Ground Fault Circuit Interrupter’s (GFCI):

According to the National Electrical Code, all 120-volt, single-phase, 15- and 20-ampere branch circuits supplying outlets or devices installed in in all kitchens, family rooms, dining rooms, living rooms, parlors, libraries, dens, bedrooms, sunrooms, recreation rooms, closets, hallways, laundry areas, and garages, or any area in which water may be present, must have GFCI protection.

The idea of GFCI protection is that if there is the slightest electrical imbalance with a circuit, the GFCI will immediately shut off the power. This is a great safety feature, and once you unplug the electrical device that caused the problem, you can press the “Reset” button on the GFCI device to restore power.

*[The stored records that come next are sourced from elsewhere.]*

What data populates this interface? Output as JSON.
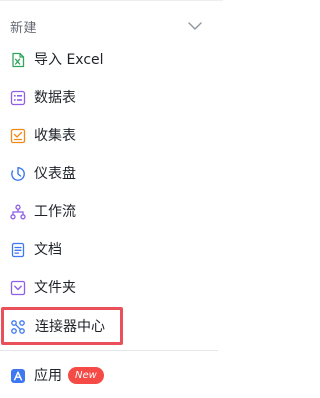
{
  "header": {
    "title": "新建",
    "chevron_icon": "chevron-down-icon"
  },
  "items": [
    {
      "label": "导入 Excel",
      "icon": "excel-icon",
      "color": "#2fa55b"
    },
    {
      "label": "数据表",
      "icon": "table-icon",
      "color": "#8f5ee6"
    },
    {
      "label": "收集表",
      "icon": "form-icon",
      "color": "#f28a17"
    },
    {
      "label": "仪表盘",
      "icon": "dashboard-icon",
      "color": "#3d77f2"
    },
    {
      "label": "工作流",
      "icon": "workflow-icon",
      "color": "#8f5ee6"
    },
    {
      "label": "文档",
      "icon": "document-icon",
      "color": "#3d77f2"
    },
    {
      "label": "文件夹",
      "icon": "folder-icon",
      "color": "#8f5ee6"
    },
    {
      "label": "连接器中心",
      "icon": "connector-icon",
      "color": "#3d77f2",
      "highlighted": true,
      "highlight_color": "#e9505a"
    }
  ],
  "apps": {
    "label": "应用",
    "icon": "app-icon",
    "color": "#3d77f2",
    "badge": "New",
    "badge_color": "#f54a45"
  }
}
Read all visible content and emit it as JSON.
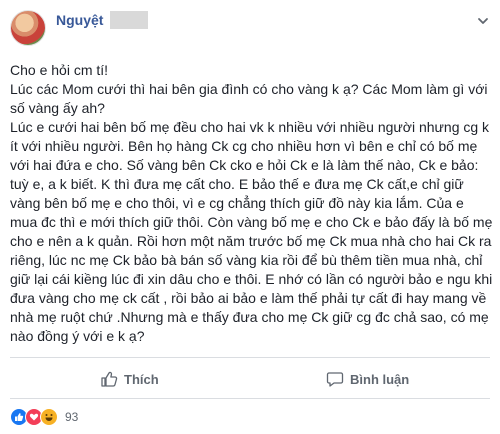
{
  "post": {
    "author": "Nguyệt",
    "paragraphs": [
      "Cho e hỏi cm tí!",
      "Lúc các Mom cưới thì hai bên gia đình có cho vàng k ạ? Các Mom làm gì với số vàng ấy ah?",
      "Lúc e cưới hai bên bố mẹ đều cho hai vk k nhiều với nhiều người nhưng cg k ít với nhiều người. Bên họ hàng Ck cg cho nhiều hơn vì bên e chỉ có bố mẹ với hai đứa e cho. Số vàng bên Ck cko e hỏi Ck e là làm thế nào, Ck e bảo: tuỳ e, a k biết. K thì đưa mẹ cất cho. E bảo thế e đưa mẹ Ck cất,e chỉ giữ vàng bên bố mẹ e cho thôi, vì e cg chẳng thích giữ đồ này kia lắm. Của e mua đc thì e mới thích giữ thôi. Còn vàng bố mẹ e cho Ck e bảo đấy là bố mẹ cho e nên a k quản. Rồi hơn một năm trước bố mẹ Ck mua nhà cho hai Ck ra riêng, lúc nc mẹ Ck bảo bà bán số vàng kia rồi để bù thêm tiền mua nhà, chỉ giữ lại cái kiềng lúc đi xin dâu cho e thôi. E nhớ có lần có người bảo e ngu khi đưa vàng cho mẹ ck cất , rồi bảo ai bảo e làm thế phải tự cất đi hay mang về nhà mẹ ruột chứ .Nhưng mà e thấy đưa cho mẹ Ck giữ cg đc chả sao, có mẹ nào đồng ý với e k ạ?"
    ]
  },
  "actions": {
    "like_label": "Thích",
    "comment_label": "Bình luận"
  },
  "reactions": {
    "count": "93",
    "types": [
      "like",
      "love",
      "haha"
    ]
  },
  "colors": {
    "author": "#385898",
    "text": "#1d2129",
    "muted": "#606770",
    "like": "#1877f2",
    "love": "#f33e58",
    "haha": "#f7b125"
  }
}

When you lose power to a receptacle in a kitchen, bathroom, garage, and outdoor area, check to see if it’s a GFCI receptacle or breaker. If it is, press the “TEST” button, then press the “RESET” button.

Hint: Sometimes, you may have a receptacle that is in a kitchen, bathroom, garage, or outdoor area which has no power which is not a GFCI device. However, even though it looks like a regular receptacle, it can still be “protected” by another GFCI that has tripped off somewhere else. The only way to check for this, is to go into your kitchen, bathroom, garage, electrical panel, and outdoor areas to make sure all the GFCIs outlets or breakers are working properly.

More Technical Data About GFCI’s:

A GFCI receptacle or breaker is an electronic device that can measure slight differences in power as little as 3ma (which is a very small amount). When it detects more power coming in from the “hot” side than going out from the neutral side, it will shut off. This is a good thing because that extra electricity must go somewhere, and that might be to you or your family.

All GFCI receptacles and breakers should be tested monthly. This is done by pressing the “TEST” button. If pressing the “TEST” button does not make the button labeled “RESET” pop out, then call an electrician. If the “RESET” button does pop, the outlet is OK. Press the “RESET” button back in to reset the outlet or breaker.

Arc Fault Circuit Interrupter’s (AFCI):

The National Electrical Code has gradually increased its requirements for AFCI protection on circuits to include all 120-volt, single-phase, 15 and 20 ampere branch circuits supplying outlets or devices installed in dwelling unit kitchens, family rooms, dining rooms, living rooms, parlors, libraries, dens, bedrooms, sunrooms, recreation rooms, closets, hallways, laundry areas, or similar rooms or areas. All outlets in these areas are required to have AFCI protection in new construction or in remodeling projects.

Normally, circuits receive AFCI protection by means of special AFCI circuit breakers that protect all outlets and devices along the circuit, but where this is not practical, there are also AFCI outlets that can be used.

AFCI protection is not required on existing installations, but where a circuit is extended or updated during remodeling, it must then receive AFCI protection. Thus, an electrician who works on your system is obligated to update the circuit with AFCI protection as part of any work he does on it. In practical terms, it means that virtually all circuit breaker replacements will now be made with AFCI breakers in any jurisdiction that follows the NEC (National Electrical Code).

All AFCI receptacles and breakers should be tested monthly. This is done by pressing the “TEST” button. If pressing the “TEST” button does not make the button labeled “RESET” pop out, then call an electrician. If the “RESET” button does pop, the outlet is OK. Press the “RESET” button back in to reset the outlet or breaker.